- A site visit – The parties to a right-of-way dispute are usually very familiar with the location of the track, where it leads from and to, how it relates to other land and how it is used. When we are first asked to provide advice about a right-of-way, one of the most important considerations is understanding how everything fits together on the ground. If we cannot get a good understanding of the area from plans and photographs, we are happy to come out and see the land for ourselves.
- A ‘without prejudice’ meeting – Taking things a stage further from a site visit, we will sometimes attend a meeting on-site when the other party (and often their lawyer) are also present. This is an opportunity to explore whether a settlement can be reached, or at least to try to reduce the number of issues in dispute and find some ‘common ground’.
Meeting face-to-face can help to address misunderstandings and misconceptions between the parties and to look at the situation more pragmatically. Something that was not mentioned before might come up in a meeting that you did not realise was an issue, or you may discover that a particular issue is not as important to the other party as you had thought.
- Mediation – If the parties cannot resolve the dispute between themselves, a mediator might be able to facilitate a settlement. Mediation should be considered in all cases before any court or tribunal proceedings are started. If it is not considered, the court or tribunal will usually ‘invite’ the parties to mediate before the case can progress.
At present there is no power to order the parties to mediate this type of dispute, but a strong signal that mediation should take place is ignored at your peril and there may be financial sanctions for parties who refuse to mediate without good reason. We are happy to support clients through the mediation process and attend with them if they wish.
There are lots of independent mediators and the parties will need to agree who to use and where and when the mediation will take place. The most common duration of a mediation is one day but they can be shorter or longer, depending on the complexity of the dispute. In land disputes they often take place on-site.
- Deed of Easement – If there is any doubt as to whether the right-of-way exists or not, a new formal right could be granted in a Deed of Easement. This is also an opportunity for the parties to renegotiate the terms of a vague or outdated right and they may both benefit from the new terms, which can clearly set out the rights and obligations on both sides. The new Deed of Easement would be noted against the titles to both pieces of land so that there is less scope for dispute in the future.
- Prescriptive rights – If there is doubt about whether a right-of-way exists or not and the owner of the track will not grant a new right, we will also consider whether a ‘prescriptive’ right-of-way has arisen. Very generally speaking, if a track has been used continuously, openly, without force and without the permission of the owner for more than 20 years at any point in time, the user can acquire a legal right to continue to do so, as it was used during that period and the right can be affirmed by the court or property tribunal and noted on the titles to the land benefitting from it and adversely affected by it.
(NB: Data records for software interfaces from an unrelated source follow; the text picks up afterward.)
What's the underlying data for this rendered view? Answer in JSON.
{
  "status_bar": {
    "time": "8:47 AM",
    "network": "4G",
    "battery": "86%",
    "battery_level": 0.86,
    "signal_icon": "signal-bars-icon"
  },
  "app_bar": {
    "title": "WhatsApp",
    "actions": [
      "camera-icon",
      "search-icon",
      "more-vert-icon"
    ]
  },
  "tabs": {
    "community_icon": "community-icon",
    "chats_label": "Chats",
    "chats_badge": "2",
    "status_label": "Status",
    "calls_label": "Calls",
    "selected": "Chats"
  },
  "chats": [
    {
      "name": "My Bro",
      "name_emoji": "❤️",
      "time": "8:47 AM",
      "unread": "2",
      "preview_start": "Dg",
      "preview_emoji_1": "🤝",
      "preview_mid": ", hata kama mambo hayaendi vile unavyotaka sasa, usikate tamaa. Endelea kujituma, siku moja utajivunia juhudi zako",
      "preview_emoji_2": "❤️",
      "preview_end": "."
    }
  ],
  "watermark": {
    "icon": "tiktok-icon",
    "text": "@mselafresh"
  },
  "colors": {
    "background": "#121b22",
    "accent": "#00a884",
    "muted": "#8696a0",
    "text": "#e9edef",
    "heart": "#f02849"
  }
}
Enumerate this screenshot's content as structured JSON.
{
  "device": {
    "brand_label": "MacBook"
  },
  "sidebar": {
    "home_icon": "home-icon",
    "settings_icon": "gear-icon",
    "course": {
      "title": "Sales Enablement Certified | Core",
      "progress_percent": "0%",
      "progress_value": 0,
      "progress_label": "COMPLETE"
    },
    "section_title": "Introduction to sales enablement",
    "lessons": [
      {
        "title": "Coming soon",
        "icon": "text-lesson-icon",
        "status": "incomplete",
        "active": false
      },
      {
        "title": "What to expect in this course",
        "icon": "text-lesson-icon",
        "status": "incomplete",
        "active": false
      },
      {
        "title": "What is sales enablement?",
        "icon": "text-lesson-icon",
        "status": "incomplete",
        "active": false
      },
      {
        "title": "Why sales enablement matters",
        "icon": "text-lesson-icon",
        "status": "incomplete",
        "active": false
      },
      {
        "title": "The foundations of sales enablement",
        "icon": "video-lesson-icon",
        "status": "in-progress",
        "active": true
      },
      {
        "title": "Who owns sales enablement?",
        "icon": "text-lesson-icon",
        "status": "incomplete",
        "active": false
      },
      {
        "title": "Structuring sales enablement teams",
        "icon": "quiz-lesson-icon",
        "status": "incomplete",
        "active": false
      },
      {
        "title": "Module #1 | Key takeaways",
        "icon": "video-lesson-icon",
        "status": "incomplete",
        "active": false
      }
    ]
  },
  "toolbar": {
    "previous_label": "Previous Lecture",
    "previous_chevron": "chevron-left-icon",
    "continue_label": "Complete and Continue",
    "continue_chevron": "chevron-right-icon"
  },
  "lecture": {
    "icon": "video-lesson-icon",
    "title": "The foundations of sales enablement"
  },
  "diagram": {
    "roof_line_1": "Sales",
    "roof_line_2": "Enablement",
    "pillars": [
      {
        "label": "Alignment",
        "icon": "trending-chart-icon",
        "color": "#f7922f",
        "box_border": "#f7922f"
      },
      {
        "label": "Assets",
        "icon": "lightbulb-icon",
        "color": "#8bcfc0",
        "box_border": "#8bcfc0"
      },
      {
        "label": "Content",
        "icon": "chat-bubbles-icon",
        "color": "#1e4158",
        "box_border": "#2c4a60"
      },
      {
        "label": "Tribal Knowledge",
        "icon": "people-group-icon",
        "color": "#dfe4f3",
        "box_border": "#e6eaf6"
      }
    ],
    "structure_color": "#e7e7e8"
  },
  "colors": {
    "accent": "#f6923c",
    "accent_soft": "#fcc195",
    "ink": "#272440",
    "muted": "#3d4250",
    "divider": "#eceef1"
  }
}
When providing expert legal advice to our clients in property disputes there are various options that we can explore. We can also assist with the instruction of barristers, land surveyors and other experts when these are needed.
For more information on rights of way and rights of access disputes, contact Darren Higginson by email firstname.lastname@example.org or call 01726 874753.